Beginning with the section about 3 miles (4.8 km) north of the California border, the highway runs from 4,310 feet (1,310 m) Siskiyou Summit, the highest point on I-5, through Oregon's southern mountains and towns such as Ashland, Medford, and Grants Pass. Past Roseburg, the mountains turn into hills, and as it reaches Eugene, the road enters the Willamette River Valley. At Eugene the highway intersects with the short Interstate 105. The interstate then heads almost due north, skirting near Albany and Corvallis, and passes through Salem. There were plans to build a spur into Salem, called Interstate 305.

In Salem, placed in the median near mile marker 260, are signs noting where I-5 crosses the 45th parallel. It bears the words "45th Parallel - Half Way Between the Equator and North Pole".

The highway then tracks a little to the northeast, crossing the Willamette River on the Boone Bridge and passing through the city of Wilsonville before splitting off Interstate 205 south of the Portland metro area. From here it passes up through Tualatin and Tigard along former U.S. Route 99W and through the so-called Terwilliger curves before hitting the southern terminus of I-405 and the Marquam Bridge. Also planned was a spur in Portland off I-405, called Interstate 505, which would have connected to U.S. Highway 30, but that plan was canceled. A stub of what would have been I-505 exists as a long exit ramp to Highway 30.

After crossing the Willamette River on the Marquam Bridge, I-5 has junctions at the western terminus of Interstate 84 and the northern terminus of I-405. It then continues through the northern parts of the city of Portland, and crosses into Washington via the Interstate Bridge.

Notably, bicycles are not prohibited from most of I-5 in Oregon, perhaps because in rural and mountain areas, few or no alternate routes exist (having been largely built over the alignment of U.S. 99, which in many places was laid over historic trails). In the early 1970s, restrictions against non-motorized vehicles began appearing in denser urban areas where such use would be unsafe, but, as of April 2007, the rest remains accessible.

State law

Legally, I-5 in Oregon is designated the Pacific Highway No. 1 (see Oregon highways and routes).

Robert Hugh Baldock Freeway

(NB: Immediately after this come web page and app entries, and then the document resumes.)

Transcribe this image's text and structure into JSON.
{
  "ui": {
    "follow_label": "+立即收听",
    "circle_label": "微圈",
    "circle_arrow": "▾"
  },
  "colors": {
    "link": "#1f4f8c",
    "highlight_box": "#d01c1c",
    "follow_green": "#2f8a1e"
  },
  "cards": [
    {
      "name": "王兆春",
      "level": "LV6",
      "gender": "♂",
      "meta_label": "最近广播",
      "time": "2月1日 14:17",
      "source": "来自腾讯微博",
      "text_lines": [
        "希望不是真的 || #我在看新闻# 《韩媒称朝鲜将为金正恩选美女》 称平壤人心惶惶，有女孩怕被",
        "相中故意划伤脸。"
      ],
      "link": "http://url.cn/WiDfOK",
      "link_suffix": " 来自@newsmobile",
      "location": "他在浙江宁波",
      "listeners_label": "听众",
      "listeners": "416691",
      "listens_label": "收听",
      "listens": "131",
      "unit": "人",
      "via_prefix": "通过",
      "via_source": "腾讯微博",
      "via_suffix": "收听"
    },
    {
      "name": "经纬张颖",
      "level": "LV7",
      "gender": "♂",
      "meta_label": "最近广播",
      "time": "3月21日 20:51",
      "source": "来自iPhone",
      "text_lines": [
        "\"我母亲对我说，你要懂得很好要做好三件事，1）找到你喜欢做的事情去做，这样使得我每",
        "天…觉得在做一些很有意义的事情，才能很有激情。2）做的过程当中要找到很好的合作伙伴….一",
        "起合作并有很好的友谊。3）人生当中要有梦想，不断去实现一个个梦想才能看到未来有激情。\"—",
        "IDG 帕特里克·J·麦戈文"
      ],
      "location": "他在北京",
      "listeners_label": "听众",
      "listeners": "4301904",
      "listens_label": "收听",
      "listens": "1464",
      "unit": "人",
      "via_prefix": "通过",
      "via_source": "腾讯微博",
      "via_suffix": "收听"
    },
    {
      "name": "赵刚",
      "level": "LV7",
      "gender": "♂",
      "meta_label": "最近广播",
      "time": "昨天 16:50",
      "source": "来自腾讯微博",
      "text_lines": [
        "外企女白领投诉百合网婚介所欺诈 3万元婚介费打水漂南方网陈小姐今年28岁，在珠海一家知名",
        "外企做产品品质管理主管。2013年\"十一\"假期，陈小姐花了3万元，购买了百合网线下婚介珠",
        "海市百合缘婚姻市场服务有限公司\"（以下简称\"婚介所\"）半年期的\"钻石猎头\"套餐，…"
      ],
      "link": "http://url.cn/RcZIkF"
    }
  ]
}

Although not generally referred as such, the portion of I-5 south of Portland near Tigard to Salem was designated the Robert Hugh Baldock Freeway after a former Oregon highway engineer.


Interstate 5 in Oregon Wikipedia